All season long Supergirl has been building things, even in episodes that felt like they were not part of the bigger narrative. Unlike a couple of the other DC CW shows, this series has been able to call back to everything that they have done this season when necessary and build it into the ongoing story naturally. While they seemed forgotten, Coville’s Supergirl worshipping cult returns after they were disillusioned earlier this season (and after Coville turned to Reign’s side and contacted his cult to do so as well) with the means to create a World Killer of their own. A means that could also be the key to curing Sam of being Reign.
Around all the cult, World Killer and action stuff was the true center of this episode: identity. Everyone from Kara to James to cult leader Olivia to Ruby and M’yrnn struggles to deal with who they are and who they are supposed to be now that they have learned or lost something. Supergirl was not afraid to go deep into things this week, especially when it comes to James and his dealing with the possibility of losing his secret identity. Watching the cops turn on Guardian once they saw he was black instead of pursuing the actual antagonists who were the white cult members, was just way too real in our current reality. Same with the story James told about the first time he was put in cuffs at seven years old just for being black and deemed to be in the wrong place. The episode didn’t reach Black Lightening levels of dealing with black issues in America, but it tackled it in a very real and important way of its own.

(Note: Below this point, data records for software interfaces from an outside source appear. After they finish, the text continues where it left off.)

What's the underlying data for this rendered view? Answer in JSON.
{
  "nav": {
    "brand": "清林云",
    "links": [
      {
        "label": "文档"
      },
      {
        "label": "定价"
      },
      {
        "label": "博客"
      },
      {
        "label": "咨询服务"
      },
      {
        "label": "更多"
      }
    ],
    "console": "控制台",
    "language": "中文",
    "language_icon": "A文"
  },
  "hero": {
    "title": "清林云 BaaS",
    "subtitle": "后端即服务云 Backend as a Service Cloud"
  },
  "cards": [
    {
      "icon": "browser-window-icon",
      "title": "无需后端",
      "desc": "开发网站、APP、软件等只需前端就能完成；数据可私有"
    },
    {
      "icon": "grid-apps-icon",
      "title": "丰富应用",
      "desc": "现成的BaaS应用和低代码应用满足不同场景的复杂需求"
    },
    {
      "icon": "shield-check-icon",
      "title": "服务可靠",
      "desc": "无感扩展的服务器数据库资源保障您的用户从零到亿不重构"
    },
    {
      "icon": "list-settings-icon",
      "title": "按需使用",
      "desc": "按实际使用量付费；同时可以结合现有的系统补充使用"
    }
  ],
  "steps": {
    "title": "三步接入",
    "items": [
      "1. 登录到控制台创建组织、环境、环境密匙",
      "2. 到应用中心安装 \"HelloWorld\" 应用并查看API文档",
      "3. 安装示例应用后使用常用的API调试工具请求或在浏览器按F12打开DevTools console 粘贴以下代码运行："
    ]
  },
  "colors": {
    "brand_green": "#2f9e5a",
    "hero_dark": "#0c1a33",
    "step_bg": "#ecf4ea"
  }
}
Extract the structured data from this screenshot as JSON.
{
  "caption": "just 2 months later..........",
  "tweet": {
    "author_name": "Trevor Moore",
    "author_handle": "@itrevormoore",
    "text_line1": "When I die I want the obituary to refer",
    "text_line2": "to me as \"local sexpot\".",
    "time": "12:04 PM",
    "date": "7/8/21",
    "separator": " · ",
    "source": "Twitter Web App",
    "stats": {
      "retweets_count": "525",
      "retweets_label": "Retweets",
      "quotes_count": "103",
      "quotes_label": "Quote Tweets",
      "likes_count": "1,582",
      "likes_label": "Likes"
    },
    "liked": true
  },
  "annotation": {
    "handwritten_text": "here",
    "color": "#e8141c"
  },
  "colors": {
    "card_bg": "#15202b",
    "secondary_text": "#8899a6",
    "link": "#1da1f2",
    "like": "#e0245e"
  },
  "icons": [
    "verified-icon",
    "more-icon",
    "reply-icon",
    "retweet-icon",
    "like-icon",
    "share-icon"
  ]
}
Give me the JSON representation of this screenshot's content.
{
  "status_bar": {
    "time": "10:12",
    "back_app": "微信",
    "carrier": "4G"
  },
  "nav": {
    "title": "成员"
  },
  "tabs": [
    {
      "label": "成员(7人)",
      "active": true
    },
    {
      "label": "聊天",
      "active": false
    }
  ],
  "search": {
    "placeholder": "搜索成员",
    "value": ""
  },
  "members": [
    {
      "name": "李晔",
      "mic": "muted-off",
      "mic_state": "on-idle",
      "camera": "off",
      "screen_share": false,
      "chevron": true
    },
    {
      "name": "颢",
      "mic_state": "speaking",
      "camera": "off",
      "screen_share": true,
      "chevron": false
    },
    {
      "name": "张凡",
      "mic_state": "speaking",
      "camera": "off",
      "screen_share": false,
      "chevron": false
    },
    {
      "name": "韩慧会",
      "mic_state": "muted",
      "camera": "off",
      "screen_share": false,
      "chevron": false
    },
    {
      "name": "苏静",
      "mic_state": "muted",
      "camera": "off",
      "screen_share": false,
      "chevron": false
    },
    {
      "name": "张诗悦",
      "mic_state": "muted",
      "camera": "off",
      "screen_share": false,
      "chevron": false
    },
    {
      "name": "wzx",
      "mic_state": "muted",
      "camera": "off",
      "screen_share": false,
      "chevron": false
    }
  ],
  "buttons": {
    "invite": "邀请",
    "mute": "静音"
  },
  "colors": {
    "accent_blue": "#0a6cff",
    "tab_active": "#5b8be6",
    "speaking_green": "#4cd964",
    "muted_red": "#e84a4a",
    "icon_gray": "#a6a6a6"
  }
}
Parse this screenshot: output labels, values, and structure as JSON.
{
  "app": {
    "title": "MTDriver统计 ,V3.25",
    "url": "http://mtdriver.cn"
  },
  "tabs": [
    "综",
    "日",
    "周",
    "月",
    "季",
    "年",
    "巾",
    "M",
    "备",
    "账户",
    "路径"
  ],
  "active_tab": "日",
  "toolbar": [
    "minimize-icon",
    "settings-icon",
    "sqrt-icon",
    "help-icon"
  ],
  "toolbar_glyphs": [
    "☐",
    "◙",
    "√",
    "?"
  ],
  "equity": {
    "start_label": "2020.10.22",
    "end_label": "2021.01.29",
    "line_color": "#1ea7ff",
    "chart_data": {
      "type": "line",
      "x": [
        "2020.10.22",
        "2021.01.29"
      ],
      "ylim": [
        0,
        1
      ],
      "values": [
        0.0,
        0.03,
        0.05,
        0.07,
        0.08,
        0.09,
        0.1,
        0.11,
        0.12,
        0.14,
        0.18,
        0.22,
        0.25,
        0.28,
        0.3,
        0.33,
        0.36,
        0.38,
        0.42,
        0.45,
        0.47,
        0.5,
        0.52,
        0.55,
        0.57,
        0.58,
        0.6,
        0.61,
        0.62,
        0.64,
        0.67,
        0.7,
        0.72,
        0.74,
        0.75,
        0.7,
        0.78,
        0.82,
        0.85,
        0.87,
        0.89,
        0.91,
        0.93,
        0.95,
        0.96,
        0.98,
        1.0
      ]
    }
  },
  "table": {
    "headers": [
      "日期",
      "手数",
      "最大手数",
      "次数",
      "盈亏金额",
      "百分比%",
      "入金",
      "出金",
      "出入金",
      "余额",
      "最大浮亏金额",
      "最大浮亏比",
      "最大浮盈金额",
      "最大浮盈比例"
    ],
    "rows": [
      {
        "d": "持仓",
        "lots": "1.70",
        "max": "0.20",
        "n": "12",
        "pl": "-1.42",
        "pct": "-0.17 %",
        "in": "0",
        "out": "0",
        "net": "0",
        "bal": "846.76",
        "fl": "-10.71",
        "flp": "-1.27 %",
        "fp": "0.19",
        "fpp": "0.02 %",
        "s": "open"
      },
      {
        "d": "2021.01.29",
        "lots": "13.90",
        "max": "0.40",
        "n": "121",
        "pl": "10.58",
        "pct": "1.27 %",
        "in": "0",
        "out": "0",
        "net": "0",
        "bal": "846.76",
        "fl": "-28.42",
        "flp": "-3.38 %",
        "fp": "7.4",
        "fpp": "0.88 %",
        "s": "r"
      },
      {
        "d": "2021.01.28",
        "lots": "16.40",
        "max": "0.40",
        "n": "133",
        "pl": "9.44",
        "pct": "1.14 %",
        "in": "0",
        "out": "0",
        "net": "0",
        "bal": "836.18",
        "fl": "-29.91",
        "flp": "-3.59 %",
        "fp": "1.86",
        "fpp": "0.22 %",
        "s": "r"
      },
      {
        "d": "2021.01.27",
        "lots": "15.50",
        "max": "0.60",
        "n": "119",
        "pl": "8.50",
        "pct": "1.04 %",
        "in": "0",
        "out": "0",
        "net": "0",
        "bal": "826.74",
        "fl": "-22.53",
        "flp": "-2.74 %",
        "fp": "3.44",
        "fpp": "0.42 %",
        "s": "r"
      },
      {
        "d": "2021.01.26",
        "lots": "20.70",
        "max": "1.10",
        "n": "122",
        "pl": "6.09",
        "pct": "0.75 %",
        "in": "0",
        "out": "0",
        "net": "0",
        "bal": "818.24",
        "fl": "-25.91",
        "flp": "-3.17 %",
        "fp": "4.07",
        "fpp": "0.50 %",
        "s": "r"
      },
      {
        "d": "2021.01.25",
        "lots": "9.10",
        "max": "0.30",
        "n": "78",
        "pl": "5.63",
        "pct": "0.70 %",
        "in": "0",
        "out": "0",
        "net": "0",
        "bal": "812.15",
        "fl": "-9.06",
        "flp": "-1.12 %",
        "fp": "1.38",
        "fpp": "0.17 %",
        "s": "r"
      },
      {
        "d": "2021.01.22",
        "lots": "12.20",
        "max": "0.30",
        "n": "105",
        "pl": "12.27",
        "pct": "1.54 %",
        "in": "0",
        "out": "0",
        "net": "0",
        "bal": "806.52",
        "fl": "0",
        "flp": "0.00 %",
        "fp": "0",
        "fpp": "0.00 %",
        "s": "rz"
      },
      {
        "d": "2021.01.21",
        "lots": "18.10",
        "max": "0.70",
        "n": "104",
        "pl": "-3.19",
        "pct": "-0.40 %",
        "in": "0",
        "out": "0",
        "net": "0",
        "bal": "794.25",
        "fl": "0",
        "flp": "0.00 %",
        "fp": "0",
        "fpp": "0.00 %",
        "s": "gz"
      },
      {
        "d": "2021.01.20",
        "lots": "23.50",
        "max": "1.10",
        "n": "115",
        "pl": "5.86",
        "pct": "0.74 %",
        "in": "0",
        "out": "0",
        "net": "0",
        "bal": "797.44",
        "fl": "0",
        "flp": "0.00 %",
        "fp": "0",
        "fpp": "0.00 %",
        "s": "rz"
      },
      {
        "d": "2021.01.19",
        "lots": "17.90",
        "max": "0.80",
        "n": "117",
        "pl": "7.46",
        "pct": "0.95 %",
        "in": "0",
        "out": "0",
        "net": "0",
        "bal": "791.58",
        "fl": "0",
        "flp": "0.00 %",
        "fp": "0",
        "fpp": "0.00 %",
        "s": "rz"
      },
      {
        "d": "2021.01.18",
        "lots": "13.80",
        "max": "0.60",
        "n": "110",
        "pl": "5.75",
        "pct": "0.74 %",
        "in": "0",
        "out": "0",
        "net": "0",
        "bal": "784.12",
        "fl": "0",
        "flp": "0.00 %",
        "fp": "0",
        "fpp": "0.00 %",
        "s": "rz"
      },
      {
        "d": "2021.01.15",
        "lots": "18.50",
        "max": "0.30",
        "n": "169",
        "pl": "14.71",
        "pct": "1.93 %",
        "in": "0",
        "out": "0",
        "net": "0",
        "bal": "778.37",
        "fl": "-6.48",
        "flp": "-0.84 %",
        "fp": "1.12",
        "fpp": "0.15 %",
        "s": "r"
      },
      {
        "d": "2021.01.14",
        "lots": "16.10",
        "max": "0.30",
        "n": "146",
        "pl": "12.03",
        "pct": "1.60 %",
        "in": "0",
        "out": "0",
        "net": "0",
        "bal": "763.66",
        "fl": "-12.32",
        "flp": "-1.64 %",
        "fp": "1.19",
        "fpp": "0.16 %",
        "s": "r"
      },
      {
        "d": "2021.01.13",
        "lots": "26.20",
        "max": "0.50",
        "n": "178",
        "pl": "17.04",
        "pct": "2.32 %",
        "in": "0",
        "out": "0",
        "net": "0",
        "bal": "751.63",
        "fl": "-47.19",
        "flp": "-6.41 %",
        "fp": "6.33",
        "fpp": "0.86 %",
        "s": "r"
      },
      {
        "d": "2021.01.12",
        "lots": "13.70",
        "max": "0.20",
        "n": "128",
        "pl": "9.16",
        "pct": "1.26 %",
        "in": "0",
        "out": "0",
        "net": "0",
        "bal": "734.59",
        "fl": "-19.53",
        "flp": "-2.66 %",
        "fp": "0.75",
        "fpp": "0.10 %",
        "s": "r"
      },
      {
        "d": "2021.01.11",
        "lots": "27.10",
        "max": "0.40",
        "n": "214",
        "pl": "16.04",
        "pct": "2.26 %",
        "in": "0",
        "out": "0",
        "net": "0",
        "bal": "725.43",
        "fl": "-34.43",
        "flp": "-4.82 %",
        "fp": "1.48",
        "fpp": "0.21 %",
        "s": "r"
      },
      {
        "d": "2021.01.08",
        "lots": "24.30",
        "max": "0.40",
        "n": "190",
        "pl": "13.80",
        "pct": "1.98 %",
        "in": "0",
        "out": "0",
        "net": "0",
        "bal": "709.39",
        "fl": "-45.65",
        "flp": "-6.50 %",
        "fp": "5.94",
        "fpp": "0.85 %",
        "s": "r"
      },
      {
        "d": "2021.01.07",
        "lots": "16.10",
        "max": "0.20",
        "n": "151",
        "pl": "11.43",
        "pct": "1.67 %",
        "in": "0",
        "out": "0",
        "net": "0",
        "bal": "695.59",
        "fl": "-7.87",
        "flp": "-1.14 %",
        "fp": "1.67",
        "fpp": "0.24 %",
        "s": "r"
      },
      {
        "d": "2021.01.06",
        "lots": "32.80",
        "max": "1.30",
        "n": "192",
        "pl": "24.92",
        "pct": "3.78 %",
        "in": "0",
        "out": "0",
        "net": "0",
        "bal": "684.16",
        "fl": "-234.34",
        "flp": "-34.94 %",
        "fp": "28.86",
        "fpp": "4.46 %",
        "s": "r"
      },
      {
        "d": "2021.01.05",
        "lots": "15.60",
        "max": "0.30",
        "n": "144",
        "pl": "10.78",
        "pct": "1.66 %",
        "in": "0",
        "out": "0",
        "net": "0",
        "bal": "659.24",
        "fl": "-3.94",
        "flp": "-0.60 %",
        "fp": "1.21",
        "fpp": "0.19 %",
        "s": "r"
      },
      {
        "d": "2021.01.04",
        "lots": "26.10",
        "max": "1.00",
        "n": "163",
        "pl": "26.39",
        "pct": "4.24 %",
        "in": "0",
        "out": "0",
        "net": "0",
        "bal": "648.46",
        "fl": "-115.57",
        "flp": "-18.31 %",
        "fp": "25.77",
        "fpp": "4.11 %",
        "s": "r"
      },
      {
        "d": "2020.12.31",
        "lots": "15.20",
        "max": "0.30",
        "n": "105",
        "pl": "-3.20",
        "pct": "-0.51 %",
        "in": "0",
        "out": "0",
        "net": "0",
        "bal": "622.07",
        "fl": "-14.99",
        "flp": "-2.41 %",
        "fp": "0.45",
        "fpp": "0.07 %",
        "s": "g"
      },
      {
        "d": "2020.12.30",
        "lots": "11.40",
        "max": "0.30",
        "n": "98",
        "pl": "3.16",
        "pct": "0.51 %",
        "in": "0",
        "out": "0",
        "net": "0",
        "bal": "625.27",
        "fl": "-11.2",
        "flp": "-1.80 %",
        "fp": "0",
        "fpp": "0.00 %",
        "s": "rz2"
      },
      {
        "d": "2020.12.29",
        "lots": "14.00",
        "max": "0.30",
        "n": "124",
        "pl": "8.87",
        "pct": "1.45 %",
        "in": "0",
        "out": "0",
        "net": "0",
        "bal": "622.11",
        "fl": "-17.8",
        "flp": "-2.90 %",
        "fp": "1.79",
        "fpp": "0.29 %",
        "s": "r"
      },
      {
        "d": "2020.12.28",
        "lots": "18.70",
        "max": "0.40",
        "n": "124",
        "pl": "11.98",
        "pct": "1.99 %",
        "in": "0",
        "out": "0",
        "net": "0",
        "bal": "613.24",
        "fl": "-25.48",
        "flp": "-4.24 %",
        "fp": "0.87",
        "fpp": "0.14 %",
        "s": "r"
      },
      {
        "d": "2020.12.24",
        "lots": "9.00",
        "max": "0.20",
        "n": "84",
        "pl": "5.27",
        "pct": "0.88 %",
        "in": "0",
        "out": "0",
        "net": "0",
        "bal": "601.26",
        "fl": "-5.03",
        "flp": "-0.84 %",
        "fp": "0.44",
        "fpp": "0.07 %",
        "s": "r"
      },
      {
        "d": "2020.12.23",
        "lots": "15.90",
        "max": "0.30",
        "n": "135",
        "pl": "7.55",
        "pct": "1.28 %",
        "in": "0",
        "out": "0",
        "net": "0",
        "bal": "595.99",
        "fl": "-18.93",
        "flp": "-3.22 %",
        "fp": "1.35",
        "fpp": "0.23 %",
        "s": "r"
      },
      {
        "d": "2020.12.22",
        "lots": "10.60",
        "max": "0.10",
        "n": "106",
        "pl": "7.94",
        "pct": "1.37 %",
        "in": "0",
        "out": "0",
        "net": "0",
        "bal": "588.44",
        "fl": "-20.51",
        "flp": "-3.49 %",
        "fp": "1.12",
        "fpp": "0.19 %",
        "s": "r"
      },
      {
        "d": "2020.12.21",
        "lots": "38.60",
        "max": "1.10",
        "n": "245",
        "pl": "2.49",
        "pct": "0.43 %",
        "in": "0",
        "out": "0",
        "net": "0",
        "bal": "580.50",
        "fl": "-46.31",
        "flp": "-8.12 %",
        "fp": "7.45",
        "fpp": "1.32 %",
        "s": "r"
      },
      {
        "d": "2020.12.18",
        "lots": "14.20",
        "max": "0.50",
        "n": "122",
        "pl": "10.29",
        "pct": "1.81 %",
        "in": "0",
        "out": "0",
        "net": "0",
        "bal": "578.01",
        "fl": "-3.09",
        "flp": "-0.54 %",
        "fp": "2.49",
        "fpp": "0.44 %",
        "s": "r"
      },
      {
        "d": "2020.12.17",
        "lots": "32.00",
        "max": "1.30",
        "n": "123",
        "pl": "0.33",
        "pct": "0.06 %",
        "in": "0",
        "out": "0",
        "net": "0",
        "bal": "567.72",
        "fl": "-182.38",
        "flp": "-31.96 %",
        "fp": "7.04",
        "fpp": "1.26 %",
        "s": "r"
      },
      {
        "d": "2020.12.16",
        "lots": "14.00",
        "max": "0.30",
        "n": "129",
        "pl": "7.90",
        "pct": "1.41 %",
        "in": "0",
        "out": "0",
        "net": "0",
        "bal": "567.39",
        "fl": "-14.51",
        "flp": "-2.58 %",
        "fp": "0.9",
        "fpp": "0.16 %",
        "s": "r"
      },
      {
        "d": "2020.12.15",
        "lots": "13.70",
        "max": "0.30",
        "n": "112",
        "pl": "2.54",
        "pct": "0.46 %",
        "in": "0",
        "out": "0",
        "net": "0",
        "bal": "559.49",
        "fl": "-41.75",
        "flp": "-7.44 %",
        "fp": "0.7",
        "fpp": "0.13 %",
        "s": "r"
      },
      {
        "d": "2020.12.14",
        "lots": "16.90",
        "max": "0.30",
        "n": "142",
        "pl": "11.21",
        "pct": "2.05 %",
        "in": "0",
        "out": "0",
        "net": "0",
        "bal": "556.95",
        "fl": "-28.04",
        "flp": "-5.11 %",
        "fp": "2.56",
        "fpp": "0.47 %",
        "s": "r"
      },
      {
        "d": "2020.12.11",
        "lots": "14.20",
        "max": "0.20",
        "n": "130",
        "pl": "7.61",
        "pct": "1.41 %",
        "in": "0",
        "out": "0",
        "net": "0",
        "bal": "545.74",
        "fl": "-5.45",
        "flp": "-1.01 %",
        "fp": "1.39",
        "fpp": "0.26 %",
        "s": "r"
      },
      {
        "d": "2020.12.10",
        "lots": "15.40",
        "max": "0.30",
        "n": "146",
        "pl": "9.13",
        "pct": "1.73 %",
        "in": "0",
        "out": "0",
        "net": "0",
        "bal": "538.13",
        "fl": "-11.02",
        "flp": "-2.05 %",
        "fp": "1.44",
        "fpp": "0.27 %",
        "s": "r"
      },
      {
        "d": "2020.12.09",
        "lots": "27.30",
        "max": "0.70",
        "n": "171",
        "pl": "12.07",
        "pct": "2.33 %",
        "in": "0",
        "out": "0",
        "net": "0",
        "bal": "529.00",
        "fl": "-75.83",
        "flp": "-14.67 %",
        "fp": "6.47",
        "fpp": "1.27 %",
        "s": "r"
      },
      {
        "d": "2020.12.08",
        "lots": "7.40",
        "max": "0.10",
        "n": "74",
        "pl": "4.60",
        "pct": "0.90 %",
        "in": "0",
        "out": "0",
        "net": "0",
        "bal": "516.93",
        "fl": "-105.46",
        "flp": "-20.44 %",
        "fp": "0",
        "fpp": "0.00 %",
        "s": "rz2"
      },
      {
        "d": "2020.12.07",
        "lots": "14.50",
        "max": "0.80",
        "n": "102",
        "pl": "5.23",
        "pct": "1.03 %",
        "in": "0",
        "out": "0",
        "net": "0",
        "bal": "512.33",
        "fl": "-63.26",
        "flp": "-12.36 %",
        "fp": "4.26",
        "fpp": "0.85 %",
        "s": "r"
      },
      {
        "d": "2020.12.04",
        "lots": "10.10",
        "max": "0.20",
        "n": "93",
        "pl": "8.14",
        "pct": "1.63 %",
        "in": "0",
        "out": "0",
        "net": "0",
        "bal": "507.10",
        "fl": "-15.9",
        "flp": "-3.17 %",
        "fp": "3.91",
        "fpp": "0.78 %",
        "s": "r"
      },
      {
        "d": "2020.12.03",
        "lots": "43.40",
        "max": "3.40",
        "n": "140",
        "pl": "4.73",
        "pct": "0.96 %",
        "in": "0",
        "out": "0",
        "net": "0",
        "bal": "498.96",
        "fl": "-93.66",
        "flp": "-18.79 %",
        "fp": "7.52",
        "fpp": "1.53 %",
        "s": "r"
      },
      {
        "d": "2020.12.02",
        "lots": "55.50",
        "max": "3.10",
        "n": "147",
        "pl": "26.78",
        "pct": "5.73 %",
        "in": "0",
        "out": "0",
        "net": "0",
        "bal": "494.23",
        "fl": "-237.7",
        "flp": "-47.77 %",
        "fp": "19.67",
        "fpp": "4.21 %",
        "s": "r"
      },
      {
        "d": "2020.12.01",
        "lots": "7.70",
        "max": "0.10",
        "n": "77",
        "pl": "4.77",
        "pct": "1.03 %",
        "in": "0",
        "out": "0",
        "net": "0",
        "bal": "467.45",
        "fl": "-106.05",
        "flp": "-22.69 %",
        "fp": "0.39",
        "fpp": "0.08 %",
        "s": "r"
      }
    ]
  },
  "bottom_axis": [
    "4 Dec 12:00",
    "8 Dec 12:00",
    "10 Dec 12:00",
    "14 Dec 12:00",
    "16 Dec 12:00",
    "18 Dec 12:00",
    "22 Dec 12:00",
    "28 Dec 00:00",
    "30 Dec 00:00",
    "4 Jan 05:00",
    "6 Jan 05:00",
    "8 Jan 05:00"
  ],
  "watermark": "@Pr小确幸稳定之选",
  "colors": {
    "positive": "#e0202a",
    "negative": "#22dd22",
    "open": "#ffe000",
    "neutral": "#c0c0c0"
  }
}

Even with all the capes and super-powered folks and aliens attacking from space, it is honestly great that these shows (even though they are packaged as dramas to be on a teen-focused network) don’t shy away from the reality of the world. They could have easily glossed over James being a black vigilante and how the world would react to that, but they didn’t. They took the tougher and true route of showing what that might do and how the character would deal with that. Knowing that if his identity was revealed, more than if Kara’s was, it would ruin his life in so many ways. Despite the heroic things that the city knew that Guardian had done, as James pointed out they didn’t know that it was a black man that was doing those heroic things. While many would be fine with that, many others would not. Keeping things real and honest makes these shows even better when they handle it correctly.
Over the weeks many of the character things dealt with the love triangle of Imra, Mon-El, and Kara but thankfully this week (now that Imra and Brainiac 5 are gone) it wasn’t an issue. Instead the actual issues the characters were going through got room to breathe. Alex and J’onn both tried to force Ruby and M’yrnn respectively to come out of their shells from the issues they are dealing with (mother that is Reign that tried to kill you and a deteriorating mind), but instead learned the lesson that characters need to learn and honestly, more real life people need to learn: let people have some space to deal with things on their own terms. Once they left the two alone, they were able to bond over a Foosball and playing a game of FoosBall and letting Ruby learn about Mars.
Can’t forget also the trouble Kara has trying to figure out what to do about the revelation Lena made to her about not trusting Supergirl. While Kara’s reasons for not telling Lena she is Supergirl both before and now are sound, Lena was very much right to let her know that there was no need to worry about ruining a Supergirl/Lena friendship because it never existed and cant’ exist because Lena’s actual friends (since she doesn’t know that Kara is lying to her cause Supergirl of course) know better than to manipulate her with her past. Clearly, this is not an issue that will go away anytime soon.
Mon-El is a character that has had major ups and downs since introduced on the series. Season two was a rough one where people either hated or like him, his actions were not the greatest. This season he’s done great things but that whole love-triangle thing has bogged things down and made him (and Kara and Imra too in their own ways) a bit frustrating. That wasn’t the case this week. That Mon-El undercover thing in the van alone was a highlight this week, as it was fun and light in a tense moment. Along with the later discussion with J’onn about Kara and how he could not tell her about why he’s still here showed how he’s matured as a hero as J’onn points out. Spending seven years in the future definitely has done him some good.
While it’s clearly a deus ex machina type thing, this stone that can possibly help turn Reign back is interesting. It is a bit eye-rolling that after they lose the stone on Earth (destroyed trying to help turn Olivia back after she went all World Killer wannabe on the group) there just happens to be some in an asteroid not that far from Earth that they can go get. No doubt it won’t be easy to obtain next week, but it just works out in the character’s favor. Thing is, despite it being such a forced cliche thing, it doesn’t take away from the great things of the episode. That’s what happens when you build strong characters and a strong episode, the cliche things that have to happen for a superhero show or a drama show are more palatable. When the cliche things become the center of everything and dominate, that’s when you have an issue.
Being able to build up a great set of characters is the key for any ongoing series, and when the action of the show takes a secondary nature to the character development is when you hit a great spot. This week hits that spot well as it moves the story forward but also deals with a lot of recent plotlines and develops the characters in them. So far everything from this season has come back to matter in some way, and that is great. There are only a few weeks left and it looks like the heroes are back on a ticking clock to find a way to stop Reign for good.
Score: 8 out of 10